Math Interventions and Strategies

Go to: Instructional Methods, Strategies and Technologies to Meet the Needs of All Learners

Ch. 20 Math Interventions and Strategies- The purpose of this chapter is to provide brief explanations of practices that can be implemented when working with students in need of intensive intervention in mathematics.

Table of Contents

  • Concrete, representational and abstracts models of math.
  • Questioning used in mathematics.
  • Feedback
  • Teaching Math Vocabulary
  • Building Math Fluency
  • Error Analysis


Early Childhood Education and Mathematics Instruction

Early Numeracy
“‘Numeracy’ is a term that refers to all the mathematics that young students learn including number, operations, and geometry and measurement concepts” (Learning Pathways in Numeracy, 2014). Research has shown that the mastery of early mathematics concepts (number sense and counting) upon school entry is the strongest predictor of future academic success (Duncan 2007). Young children can have mathematical ideas that are complex and sophisticated for their developmental levels. Learning to make sense of mathematics early helps build future math proficiency and confidence.

Pre-kindergarten children can explore mathematics ideas, including number concepts and quantities, number relationships and operations, geometry and spatial sense, patterns, and measurement and comparison. The important idea to convey is that early numeracy is about developing and making sense of mathematics rather than repetitive pencil and paper activities. For example, asking a child to count the number of cups to distribute at snack time, to notice some of the windows on the playhouse are circles and some are squares, or to discuss how a big step is as tall as two regular steps demonstrates the relevance of mathematics. Making sense of mathematics happens through play, number sense games, and other daily routines.

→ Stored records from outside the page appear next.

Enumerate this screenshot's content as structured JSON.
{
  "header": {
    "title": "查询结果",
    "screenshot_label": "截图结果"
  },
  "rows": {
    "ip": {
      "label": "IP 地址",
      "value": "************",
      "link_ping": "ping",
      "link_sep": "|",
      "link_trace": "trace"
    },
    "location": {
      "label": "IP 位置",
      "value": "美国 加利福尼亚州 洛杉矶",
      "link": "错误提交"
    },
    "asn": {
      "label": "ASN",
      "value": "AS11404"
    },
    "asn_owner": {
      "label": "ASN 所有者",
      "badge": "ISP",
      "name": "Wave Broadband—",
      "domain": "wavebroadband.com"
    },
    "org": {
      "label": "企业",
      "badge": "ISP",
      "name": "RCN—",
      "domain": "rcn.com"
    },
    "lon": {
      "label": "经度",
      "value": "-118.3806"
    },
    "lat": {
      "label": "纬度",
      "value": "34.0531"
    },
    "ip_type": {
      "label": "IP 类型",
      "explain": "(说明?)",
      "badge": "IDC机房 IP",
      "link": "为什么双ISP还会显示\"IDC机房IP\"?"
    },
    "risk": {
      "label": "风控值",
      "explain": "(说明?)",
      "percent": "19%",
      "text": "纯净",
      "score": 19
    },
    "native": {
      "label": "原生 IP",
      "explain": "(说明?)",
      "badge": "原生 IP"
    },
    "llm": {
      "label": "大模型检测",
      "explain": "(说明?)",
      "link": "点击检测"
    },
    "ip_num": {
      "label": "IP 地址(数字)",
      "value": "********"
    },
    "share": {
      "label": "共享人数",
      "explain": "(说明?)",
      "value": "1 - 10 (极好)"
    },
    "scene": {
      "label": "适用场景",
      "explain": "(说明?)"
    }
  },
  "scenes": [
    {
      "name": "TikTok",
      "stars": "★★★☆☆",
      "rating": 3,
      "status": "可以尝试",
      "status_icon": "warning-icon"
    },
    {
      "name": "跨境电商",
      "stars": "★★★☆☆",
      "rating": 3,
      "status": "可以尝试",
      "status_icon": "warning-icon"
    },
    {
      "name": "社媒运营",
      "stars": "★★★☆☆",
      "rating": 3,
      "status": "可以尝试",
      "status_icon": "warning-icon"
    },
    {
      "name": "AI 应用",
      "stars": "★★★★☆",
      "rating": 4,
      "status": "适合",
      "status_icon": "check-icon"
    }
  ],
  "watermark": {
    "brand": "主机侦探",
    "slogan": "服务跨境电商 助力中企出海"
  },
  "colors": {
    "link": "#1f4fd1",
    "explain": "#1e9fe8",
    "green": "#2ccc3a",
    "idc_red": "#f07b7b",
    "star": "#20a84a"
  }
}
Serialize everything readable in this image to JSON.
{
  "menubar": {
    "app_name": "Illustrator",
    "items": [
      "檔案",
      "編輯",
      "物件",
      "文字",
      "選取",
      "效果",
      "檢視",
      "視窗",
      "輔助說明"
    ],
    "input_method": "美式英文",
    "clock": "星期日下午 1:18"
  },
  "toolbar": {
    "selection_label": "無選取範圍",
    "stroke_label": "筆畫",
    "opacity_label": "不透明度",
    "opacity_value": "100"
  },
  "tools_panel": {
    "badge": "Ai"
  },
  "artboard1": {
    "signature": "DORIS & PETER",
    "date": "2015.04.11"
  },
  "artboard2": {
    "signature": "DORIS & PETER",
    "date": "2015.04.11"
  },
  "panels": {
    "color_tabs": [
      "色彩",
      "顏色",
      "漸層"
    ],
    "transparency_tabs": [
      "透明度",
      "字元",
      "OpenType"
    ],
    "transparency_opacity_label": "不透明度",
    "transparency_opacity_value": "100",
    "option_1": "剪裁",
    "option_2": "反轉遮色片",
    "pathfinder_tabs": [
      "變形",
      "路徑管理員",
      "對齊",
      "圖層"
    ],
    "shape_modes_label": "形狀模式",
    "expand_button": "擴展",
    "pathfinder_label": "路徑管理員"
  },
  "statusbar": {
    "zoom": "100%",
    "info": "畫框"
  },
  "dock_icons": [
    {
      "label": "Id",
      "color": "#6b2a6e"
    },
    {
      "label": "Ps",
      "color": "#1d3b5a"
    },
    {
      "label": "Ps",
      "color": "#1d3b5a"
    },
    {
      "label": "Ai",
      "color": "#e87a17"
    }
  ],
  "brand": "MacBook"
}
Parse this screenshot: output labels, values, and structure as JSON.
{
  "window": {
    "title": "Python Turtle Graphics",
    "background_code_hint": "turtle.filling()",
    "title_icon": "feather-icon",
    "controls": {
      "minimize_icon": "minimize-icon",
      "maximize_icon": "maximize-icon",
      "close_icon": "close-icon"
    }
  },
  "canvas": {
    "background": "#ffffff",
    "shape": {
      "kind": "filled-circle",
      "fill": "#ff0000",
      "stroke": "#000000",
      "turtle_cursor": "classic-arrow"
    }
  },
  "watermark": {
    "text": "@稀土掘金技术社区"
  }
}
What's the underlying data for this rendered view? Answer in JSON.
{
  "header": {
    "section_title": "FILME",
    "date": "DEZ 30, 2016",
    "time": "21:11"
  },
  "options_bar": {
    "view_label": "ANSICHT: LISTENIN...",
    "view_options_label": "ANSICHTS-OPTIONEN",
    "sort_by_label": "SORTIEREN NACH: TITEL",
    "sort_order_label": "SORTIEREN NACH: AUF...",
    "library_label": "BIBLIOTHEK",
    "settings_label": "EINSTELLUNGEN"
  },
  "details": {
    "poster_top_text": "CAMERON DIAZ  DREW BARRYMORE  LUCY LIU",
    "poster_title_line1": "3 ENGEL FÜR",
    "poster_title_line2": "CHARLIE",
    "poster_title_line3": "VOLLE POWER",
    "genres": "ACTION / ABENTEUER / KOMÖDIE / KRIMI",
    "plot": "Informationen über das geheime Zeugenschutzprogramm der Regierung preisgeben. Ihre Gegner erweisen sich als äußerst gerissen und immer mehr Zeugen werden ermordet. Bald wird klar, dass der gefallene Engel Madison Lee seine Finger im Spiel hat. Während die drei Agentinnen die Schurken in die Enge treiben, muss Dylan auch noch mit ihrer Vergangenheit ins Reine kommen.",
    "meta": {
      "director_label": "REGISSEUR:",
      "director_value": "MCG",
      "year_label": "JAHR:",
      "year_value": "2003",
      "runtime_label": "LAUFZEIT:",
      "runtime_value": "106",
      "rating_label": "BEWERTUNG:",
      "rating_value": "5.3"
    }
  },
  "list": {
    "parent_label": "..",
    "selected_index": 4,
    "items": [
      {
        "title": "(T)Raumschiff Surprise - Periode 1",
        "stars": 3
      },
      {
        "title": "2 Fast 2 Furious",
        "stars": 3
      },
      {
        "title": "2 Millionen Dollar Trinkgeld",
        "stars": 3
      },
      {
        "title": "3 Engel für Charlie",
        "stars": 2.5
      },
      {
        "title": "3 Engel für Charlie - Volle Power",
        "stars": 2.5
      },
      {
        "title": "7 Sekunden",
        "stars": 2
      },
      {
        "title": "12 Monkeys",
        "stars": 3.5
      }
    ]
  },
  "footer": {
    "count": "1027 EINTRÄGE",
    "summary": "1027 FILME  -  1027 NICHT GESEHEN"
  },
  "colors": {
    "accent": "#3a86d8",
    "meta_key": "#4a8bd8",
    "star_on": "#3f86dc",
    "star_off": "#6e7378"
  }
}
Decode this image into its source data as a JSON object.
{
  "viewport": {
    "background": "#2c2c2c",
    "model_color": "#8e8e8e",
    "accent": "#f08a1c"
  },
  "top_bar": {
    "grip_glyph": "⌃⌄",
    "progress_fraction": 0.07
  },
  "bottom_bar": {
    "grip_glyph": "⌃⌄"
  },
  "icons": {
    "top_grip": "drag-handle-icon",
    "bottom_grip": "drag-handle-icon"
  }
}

A critical success factor, and an important tie-in to early literacy, is to get children to communicate their ideas and explain their thinking about mathematics in their natural language. Providing opportunities for children to share their thinking helps educators understand what concepts the child understands and surfaces any gaps in their mathematical understanding. Teachers can then direct students in additional learning, refining their thinking or extending their thinking in mathematical ways.

Representation includes concrete manipulation of objects, pictures, and numerical symbols. Working with physical objects and visuals informs and strengthens abstract thinking. Manipulatives and visual representations of mathematics should be routinely utilized in early learning, along with activities and tasks that are relevant to the child’s developmental age and grounded in the Mathematics K–12 Learning Standards.

Early learners develop mathematical skills and encounter math concepts through natural and routine activities and play. Educators and caregivers can support this process by creating time and space for exploration and manipulation. As adults observe and listen to children at play, they can notice math ideas students are utilizing in their play. For example, children playing outdoors might use positional language to describe how they are climbing “up high” or running “under” the slide. Gently nudging a child through use of questions and the introduction of new language can help them build mathematical understanding, though adults should be cautious not to take over or direct a child’s play. Observing and talking with students at play can help teachers determine natural interest areas that can become the basis for selecting books and topics for classroom projects to further develop mathematical understandings and skills.


Reykdal, C. (2020). Strengthening Student Educational Outcomes Mathematics Menu of Best Practices and Strategies, State Superintendent, Office of  Superintendent of Public Instruction, Olympia Washington,  Except where otherwise noted, this work by the Office of Superintendent of Public Instruction is licensed under a Creative Commons Attribution License

Graphic from Pixabay, public domain